### Required action
Copy the records that follow exactly, leaving nothing out.

### Listed records
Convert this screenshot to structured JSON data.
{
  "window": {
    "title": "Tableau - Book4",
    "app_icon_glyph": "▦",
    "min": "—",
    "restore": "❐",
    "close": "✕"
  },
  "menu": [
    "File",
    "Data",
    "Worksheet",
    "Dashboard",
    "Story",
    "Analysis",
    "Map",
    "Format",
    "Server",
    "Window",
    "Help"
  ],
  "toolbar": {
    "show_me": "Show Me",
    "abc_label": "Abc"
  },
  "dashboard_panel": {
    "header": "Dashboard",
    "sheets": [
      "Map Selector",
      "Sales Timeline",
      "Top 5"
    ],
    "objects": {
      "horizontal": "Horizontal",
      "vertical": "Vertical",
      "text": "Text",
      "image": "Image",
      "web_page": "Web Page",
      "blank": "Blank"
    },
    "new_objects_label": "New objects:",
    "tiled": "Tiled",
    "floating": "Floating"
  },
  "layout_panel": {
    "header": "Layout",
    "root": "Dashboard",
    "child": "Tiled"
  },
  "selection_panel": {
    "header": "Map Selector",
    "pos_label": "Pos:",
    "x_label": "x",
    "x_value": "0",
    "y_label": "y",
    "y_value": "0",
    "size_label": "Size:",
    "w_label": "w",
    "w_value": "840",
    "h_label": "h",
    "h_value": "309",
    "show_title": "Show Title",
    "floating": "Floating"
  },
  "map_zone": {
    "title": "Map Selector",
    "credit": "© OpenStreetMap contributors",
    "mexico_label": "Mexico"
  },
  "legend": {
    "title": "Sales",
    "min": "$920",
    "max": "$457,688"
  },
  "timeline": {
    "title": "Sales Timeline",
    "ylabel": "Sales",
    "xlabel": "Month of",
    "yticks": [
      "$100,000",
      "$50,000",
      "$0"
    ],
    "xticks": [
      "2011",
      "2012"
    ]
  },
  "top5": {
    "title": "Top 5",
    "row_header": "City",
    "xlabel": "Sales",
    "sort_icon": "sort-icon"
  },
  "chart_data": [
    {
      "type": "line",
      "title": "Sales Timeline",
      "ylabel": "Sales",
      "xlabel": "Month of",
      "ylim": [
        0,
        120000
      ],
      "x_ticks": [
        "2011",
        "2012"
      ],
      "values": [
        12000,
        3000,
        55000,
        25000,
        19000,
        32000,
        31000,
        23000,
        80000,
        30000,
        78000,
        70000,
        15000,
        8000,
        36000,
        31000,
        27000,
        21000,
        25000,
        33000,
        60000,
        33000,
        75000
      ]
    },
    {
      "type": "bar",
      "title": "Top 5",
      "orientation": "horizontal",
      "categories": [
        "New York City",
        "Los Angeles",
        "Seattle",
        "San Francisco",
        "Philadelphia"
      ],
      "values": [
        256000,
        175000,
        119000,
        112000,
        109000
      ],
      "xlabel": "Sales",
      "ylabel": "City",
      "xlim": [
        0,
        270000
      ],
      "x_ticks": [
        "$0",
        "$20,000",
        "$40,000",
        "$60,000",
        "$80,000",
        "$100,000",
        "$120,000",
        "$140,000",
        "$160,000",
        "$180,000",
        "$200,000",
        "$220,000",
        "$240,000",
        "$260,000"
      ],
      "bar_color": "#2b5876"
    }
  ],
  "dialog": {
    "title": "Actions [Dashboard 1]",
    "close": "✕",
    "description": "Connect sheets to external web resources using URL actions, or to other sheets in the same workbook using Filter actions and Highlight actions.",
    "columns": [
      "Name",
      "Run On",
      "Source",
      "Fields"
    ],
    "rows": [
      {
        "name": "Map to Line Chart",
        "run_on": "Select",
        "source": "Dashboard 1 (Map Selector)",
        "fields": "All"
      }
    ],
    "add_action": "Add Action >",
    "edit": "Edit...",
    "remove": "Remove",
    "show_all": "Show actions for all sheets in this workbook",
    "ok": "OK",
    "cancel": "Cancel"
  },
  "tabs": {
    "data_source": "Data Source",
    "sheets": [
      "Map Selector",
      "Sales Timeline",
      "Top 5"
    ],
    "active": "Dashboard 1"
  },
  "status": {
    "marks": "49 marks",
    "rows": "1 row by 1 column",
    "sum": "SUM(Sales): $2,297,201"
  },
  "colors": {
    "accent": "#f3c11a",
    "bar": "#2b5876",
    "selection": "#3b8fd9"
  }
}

### Answer to this problem
Convert this screenshot to structured JSON data.
{
  "window": {
    "title": "Tableau - Book4",
    "app_icon_glyph": "▦",
    "min": "—",
    "restore": "❐",
    "close": "✕"
  },
  "menu": [
    "File",
    "Data",
    "Worksheet",
    "Dashboard",
    "Story",
    "Analysis",
    "Map",
    "Format",
    "Server",
    "Window",
    "Help"
  ],
  "toolbar": {
    "show_me": "Show Me",
    "abc_label": "Abc"
  },
  "dashboard_panel": {
    "header": "Dashboard",
    "sheets": [
      "Map Selector",
      "Sales Timeline",
      "Top 5"
    ],
    "objects": {
      "horizontal": "Horizontal",
      "vertical": "Vertical",
      "text": "Text",
      "image": "Image",
      "web_page": "Web Page",
      "blank": "Blank"
    },
    "new_objects_label": "New objects:",
    "tiled": "Tiled",
    "floating": "Floating"
  },
  "layout_panel": {
    "header": "Layout",
    "root": "Dashboard",
    "child": "Tiled"
  },
  "selection_panel": {
    "header": "Map Selector",
    "pos_label": "Pos:",
    "x_label": "x",
    "x_value": "0",
    "y_label": "y",
    "y_value": "0",
    "size_label": "Size:",
    "w_label": "w",
    "w_value": "840",
    "h_label": "h",
    "h_value": "309",
    "show_title": "Show Title",
    "floating": "Floating"
  },
  "map_zone": {
    "title": "Map Selector",
    "credit": "© OpenStreetMap contributors",
    "mexico_label": "Mexico"
  },
  "legend": {
    "title": "Sales",
    "min": "$920",
    "max": "$457,688"
  },
  "timeline": {
    "title": "Sales Timeline",
    "ylabel": "Sales",
    "xlabel": "Month of",
    "yticks": [
      "$100,000",
      "$50,000",
      "$0"
    ],
    "xticks": [
      "2011",
      "2012"
    ]
  },
  "top5": {
    "title": "Top 5",
    "row_header": "City",
    "xlabel": "Sales",
    "sort_icon": "sort-icon"
  },
  "chart_data": [
    {
      "type": "line",
      "title": "Sales Timeline",
      "ylabel": "Sales",
      "xlabel": "Month of",
      "ylim": [
        0,
        120000
      ],
      "x_ticks": [
        "2011",
        "2012"
      ],
      "values": [
        12000,
        3000,
        55000,
        25000,
        19000,
        32000,
        31000,
        23000,
        80000,
        30000,
        78000,
        70000,
        15000,
        8000,
        36000,
        31000,
        27000,
        21000,
        25000,
        33000,
        60000,
        33000,
        75000
      ]
    },
    {
      "type": "bar",
      "title": "Top 5",
      "orientation": "horizontal",
      "categories": [
        "New York City",
        "Los Angeles",
        "Seattle",
        "San Francisco",
        "Philadelphia"
      ],
      "values": [
        256000,
        175000,
        119000,
        112000,
        109000
      ],
      "xlabel": "Sales",
      "ylabel": "City",
      "xlim": [
        0,
        270000
      ],
      "x_ticks": [
        "$0",
        "$20,000",
        "$40,000",
        "$60,000",
        "$80,000",
        "$100,000",
        "$120,000",
        "$140,000",
        "$160,000",
        "$180,000",
        "$200,000",
        "$220,000",
        "$240,000",
        "$260,000"
      ],
      "bar_color": "#2b5876"
    }
  ],
  "dialog": {
    "title": "Actions [Dashboard 1]",
    "close": "✕",
    "description": "Connect sheets to external web resources using URL actions, or to other sheets in the same workbook using Filter actions and Highlight actions.",
    "columns": [
      "Name",
      "Run On",
      "Source",
      "Fields"
    ],
    "rows": [
      {
        "name": "Map to Line Chart",
        "run_on": "Select",
        "source": "Dashboard 1 (Map Selector)",
        "fields": "All"
      }
    ],
    "add_action": "Add Action >",
    "edit": "Edit...",
    "remove": "Remove",
    "show_all": "Show actions for all sheets in this workbook",
    "ok": "OK",
    "cancel": "Cancel"
  },
  "tabs": {
    "data_source": "Data Source",
    "sheets": [
      "Map Selector",
      "Sales Timeline",
      "Top 5"
    ],
    "active": "Dashboard 1"
  },
  "status": {
    "marks": "49 marks",
    "rows": "1 row by 1 column",
    "sum": "SUM(Sales): $2,297,201"
  },
  "colors": {
    "accent": "#f3c11a",
    "bar": "#2b5876",
    "selection": "#3b8fd9"
  }
}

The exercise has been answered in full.